Canonical, the company behind widely used Linux distribution Ubuntu, has released a new spin-up-a-private-cloud offering called MicroCloud – with enterprise support via its Ubuntu Pro subscription.
Canonical’s press release was typically unreadable, so The Stack took 30 minutes out to decipher it. What the heck is MicroCloud? How can you use this new offering? Should you care? Here’s our hot take.
What is Canonical’s Microcloud?
MicroCloud creates a small-footprint cluster of compute nodes with distributed storage and secure networking. It’s aimed at those seeking to swiftly spin up a small-scale private cloud, including for edge use cases and can be used to launch Ubuntu containers or virtual machines.
The company claims the new offering will be a “cost-effective alternative to VMware vSphere, Hyper-V and Proxmox Virtual Environment” – all fairly different variations of the “manage this infrastructure as a unified operating environment, and here are the tools to administer it” theme.
MicroCloud can scale from three servers to around 50-node clusters and it is lightweight enough, claims Canonical, to run on a developer laptop.
It is now generally available.
Canonical’s MicroCloud ships as a snap package (an application that is containerised with all its dependencies, which can be installed using a single command on any device running Linux) that can automatically and easily configure three core functions across a given set of servers.
They are LXD (a way of running and managing full Linux systems inside containers or virtual machines), Ceph (software-defined storage), and OVN or “Open Virtual Network” (a software-defined networking system that supports virtual network abstraction) across a chosen set of servers.

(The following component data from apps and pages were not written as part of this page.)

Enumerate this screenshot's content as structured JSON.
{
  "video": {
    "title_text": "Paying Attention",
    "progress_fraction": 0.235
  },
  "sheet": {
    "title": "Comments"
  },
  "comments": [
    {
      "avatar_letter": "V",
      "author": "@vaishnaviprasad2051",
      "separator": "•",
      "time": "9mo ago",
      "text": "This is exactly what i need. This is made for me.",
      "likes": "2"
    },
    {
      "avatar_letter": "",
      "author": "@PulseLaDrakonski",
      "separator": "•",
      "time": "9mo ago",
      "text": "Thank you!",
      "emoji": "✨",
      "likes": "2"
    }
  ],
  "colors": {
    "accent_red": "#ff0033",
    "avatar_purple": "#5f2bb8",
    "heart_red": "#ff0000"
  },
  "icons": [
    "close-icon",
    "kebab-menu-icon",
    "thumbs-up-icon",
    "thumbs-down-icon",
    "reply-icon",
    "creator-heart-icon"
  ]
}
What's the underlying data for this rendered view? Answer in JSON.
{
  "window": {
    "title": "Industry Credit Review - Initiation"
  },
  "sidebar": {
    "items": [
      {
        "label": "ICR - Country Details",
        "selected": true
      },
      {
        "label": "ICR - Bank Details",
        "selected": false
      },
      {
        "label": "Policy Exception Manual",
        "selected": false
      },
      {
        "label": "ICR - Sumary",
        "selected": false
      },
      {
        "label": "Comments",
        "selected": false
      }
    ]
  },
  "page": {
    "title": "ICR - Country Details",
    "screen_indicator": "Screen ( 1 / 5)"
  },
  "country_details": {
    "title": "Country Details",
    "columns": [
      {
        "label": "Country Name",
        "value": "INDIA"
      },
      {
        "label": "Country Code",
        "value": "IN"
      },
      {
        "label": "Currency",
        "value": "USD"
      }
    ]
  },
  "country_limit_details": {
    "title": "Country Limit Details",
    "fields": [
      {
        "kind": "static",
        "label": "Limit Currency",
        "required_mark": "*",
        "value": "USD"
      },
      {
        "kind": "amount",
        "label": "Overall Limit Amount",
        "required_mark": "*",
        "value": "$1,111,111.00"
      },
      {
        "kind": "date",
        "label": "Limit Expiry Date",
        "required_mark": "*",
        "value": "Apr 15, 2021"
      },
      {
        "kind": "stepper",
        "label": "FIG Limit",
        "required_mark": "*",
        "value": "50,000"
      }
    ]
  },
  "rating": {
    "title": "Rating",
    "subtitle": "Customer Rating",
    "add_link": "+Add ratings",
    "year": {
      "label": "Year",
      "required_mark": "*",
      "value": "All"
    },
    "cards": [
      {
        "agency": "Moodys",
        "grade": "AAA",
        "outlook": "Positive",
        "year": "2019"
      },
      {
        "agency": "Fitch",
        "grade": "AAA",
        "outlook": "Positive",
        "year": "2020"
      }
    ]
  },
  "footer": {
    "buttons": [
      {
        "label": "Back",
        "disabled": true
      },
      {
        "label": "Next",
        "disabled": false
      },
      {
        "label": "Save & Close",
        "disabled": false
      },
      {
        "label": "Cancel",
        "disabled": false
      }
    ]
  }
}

(These, simply, respectively handle compute, storage, and networking. Storage can be local or remote. Users can add new machine after installation with the straightforward command sudo microcloud add.)
Canonical said MicroCloud relies on mDNS to automatically detect other servers on the network, letting users set up a complete cluster by running a single command on one of the machines. (mDNS, originally created at Apple, is a protocol that performs local network name and service discovery across small networks with no conventional DNS server.)
MicroCloud in short, and per Canonical: “Creates a small footprint cluster of compute nodes with distributed storage and secure networking [and lets] organisations… use the same infrastructure primitives and services wherever they are needed. It is suitable for business-in-branch office locations or industrial use inside a factory, as well as distributed locations where the focus is on replicability and unattended operations.”
Users can run their workloads using Kubernetes or via system containers: “System containers based on LXD behave similarly to traditional VMs but consume fewer resources while providing bare-metal performance.”
Canonical thinks, per a whitepaper rustled up by The Stack and intended for CTOs, that the service, now GA, may help to “reduce the cost of maintaining a high bandwidth for transferring data to a central cloud.”
“It also cuts down on central cloud storage costs; provide organisational resilience to cloud outages and control over data governance and compliance” and “low-latency edge sites provide enterprises with the potential to support localised services of higher value, customising the end user experience and making the most of local data (eg., sensors).”